Action item:
Find every line below where the string "Agent" shows up, and copy those lines.

Given records:
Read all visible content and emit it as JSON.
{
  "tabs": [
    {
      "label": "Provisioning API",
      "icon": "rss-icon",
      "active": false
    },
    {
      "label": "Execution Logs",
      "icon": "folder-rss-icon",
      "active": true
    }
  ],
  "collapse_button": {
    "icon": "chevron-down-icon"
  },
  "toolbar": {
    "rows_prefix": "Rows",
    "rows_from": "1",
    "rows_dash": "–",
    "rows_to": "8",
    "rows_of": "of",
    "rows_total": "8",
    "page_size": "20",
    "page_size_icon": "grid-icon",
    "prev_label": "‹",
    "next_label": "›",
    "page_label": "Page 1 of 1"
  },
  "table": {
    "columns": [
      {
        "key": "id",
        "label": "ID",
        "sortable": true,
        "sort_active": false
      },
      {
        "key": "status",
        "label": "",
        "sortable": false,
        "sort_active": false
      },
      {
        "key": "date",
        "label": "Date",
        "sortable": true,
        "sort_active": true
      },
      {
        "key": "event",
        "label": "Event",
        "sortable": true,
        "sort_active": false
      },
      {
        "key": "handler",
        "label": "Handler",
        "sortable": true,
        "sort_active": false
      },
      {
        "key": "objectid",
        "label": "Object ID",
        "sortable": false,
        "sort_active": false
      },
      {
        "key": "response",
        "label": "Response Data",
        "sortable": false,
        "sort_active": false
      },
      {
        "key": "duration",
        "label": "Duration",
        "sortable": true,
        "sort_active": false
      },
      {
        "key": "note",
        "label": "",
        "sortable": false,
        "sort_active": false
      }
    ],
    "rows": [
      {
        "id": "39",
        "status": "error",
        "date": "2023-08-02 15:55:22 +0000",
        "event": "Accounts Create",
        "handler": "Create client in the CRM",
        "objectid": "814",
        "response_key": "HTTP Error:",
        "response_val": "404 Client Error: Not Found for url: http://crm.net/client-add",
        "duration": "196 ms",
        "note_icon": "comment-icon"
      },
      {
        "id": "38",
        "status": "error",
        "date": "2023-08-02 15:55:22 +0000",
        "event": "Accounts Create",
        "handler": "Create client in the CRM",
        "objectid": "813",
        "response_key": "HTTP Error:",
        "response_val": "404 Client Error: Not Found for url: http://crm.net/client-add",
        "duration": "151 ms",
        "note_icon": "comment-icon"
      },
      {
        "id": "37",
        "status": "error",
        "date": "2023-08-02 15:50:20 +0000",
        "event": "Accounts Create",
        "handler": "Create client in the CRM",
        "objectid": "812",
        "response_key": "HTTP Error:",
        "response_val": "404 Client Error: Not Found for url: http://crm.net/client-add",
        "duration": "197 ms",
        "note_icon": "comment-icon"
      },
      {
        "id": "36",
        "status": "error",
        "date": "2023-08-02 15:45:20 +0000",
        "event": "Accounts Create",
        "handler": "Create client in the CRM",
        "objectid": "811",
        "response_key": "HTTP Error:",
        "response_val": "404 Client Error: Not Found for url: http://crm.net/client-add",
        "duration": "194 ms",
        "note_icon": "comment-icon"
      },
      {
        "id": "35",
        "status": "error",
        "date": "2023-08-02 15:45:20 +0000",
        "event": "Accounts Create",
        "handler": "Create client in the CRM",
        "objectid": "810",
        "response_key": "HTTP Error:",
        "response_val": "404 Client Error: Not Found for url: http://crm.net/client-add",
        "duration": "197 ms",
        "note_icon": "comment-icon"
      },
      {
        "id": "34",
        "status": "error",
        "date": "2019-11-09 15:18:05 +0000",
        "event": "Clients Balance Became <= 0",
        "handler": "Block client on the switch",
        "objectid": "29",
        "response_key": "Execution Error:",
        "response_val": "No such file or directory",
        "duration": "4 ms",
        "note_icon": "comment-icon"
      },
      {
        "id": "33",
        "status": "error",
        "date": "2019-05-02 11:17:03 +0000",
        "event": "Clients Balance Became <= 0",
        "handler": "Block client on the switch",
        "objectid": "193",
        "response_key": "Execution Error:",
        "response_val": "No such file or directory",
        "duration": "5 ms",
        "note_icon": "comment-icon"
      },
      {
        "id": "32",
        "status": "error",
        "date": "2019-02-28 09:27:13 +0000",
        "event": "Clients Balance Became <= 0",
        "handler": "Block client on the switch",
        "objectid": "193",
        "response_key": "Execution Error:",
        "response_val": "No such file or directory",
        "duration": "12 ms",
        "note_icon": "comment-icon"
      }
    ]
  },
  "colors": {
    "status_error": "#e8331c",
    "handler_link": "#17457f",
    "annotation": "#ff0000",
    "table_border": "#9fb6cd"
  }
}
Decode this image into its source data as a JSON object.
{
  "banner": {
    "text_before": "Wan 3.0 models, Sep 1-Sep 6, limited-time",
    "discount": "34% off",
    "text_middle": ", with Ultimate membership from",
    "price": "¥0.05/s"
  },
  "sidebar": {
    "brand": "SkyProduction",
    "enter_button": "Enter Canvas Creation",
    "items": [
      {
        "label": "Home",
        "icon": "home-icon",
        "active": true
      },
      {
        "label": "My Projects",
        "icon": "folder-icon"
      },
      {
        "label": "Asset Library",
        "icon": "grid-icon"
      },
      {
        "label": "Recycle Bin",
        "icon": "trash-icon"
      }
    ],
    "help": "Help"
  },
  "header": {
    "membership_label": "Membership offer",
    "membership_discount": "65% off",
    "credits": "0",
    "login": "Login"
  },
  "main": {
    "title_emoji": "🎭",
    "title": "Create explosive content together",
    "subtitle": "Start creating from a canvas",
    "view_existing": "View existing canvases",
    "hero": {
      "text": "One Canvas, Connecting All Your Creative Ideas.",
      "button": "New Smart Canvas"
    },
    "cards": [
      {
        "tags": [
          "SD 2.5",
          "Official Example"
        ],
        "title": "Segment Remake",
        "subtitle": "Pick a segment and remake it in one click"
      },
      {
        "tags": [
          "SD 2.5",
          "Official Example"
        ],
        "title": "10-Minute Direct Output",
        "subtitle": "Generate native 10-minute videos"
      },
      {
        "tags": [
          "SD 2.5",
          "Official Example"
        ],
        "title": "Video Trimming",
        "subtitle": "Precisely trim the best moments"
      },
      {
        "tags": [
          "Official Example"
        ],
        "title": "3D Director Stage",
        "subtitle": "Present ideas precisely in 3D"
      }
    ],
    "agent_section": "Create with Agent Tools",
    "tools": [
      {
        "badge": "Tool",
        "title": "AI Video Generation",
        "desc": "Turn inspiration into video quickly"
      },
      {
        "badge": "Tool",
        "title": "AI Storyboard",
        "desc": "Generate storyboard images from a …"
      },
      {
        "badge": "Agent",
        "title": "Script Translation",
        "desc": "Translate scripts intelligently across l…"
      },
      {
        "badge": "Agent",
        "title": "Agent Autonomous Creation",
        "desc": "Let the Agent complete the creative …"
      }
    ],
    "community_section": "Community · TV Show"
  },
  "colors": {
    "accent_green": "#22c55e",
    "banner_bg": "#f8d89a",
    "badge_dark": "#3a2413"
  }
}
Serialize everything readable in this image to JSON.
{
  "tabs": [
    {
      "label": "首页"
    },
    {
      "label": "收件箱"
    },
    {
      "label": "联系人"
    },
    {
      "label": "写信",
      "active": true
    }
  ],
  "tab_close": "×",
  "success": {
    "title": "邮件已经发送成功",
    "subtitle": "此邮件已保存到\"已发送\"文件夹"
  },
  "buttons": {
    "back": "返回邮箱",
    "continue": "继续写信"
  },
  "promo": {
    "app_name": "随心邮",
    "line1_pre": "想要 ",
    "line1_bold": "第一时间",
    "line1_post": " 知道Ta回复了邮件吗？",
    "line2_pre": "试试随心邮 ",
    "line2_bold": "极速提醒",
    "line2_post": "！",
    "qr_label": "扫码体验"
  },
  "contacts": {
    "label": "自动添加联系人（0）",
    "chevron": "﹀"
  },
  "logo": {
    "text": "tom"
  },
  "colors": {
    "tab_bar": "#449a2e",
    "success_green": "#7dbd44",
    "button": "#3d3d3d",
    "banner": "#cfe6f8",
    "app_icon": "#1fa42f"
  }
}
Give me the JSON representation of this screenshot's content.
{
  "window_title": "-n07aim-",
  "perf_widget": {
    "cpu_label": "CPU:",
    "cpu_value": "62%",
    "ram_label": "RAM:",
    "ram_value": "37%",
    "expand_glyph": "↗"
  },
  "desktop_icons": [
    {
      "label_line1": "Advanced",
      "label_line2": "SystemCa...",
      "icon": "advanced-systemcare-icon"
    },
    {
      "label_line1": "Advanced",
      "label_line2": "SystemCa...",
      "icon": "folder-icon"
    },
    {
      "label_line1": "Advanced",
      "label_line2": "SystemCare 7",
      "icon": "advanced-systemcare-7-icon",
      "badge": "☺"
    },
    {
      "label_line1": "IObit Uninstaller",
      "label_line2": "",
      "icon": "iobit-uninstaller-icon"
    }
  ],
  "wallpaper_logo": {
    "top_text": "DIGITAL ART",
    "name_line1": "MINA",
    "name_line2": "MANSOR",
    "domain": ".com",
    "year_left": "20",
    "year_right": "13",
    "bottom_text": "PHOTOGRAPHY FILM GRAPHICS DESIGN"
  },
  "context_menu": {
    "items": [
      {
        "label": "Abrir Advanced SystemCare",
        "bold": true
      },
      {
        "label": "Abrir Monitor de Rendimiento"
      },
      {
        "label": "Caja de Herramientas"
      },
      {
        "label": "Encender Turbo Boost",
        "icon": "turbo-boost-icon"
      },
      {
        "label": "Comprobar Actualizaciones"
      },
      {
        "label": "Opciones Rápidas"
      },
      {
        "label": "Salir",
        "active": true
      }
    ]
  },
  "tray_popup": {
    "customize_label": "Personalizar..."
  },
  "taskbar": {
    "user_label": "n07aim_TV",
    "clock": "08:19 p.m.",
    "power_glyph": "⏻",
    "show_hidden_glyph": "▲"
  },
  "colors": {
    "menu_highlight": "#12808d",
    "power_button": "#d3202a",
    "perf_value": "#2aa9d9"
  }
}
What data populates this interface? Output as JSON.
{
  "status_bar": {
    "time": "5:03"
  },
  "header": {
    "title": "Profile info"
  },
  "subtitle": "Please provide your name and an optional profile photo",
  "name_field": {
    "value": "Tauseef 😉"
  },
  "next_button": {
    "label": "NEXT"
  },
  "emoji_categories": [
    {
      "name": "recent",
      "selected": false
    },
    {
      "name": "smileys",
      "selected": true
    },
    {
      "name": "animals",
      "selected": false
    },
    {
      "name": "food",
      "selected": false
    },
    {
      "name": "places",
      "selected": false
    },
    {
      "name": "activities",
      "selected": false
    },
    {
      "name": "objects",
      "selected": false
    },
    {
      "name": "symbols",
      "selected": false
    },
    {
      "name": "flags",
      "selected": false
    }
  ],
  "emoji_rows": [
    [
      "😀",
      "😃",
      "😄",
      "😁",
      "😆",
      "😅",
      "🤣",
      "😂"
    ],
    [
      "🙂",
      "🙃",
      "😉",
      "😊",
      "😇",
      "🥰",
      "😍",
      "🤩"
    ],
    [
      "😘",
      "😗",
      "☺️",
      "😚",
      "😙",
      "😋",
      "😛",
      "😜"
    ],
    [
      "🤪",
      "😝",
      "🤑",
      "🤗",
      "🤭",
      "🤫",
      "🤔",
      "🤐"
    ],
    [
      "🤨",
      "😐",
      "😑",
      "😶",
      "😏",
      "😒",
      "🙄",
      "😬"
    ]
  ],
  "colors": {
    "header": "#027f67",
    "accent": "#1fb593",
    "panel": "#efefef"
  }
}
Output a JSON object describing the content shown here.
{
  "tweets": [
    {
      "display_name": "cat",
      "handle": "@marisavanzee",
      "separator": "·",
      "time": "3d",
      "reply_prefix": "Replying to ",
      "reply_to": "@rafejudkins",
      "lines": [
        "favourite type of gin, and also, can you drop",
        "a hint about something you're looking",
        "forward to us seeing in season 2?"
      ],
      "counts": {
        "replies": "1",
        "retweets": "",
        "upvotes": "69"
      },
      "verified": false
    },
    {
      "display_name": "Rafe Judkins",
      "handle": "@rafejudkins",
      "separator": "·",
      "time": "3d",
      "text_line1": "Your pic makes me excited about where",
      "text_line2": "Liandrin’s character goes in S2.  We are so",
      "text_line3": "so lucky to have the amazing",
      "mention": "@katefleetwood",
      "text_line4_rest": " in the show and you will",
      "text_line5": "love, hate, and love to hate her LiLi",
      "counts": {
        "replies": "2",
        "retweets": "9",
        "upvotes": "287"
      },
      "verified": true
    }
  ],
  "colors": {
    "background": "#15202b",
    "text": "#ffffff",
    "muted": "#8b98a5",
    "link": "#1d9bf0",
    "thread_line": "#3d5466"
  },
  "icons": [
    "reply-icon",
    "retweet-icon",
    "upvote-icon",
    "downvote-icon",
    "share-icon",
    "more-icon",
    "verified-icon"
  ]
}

Output:
    "agent_section": "Create with Agent Tools",
        "badge": "Agent",
        "badge": "Agent",
        "title": "Agent Autonomous Creation",
        "desc": "Let the Agent complete the creative …"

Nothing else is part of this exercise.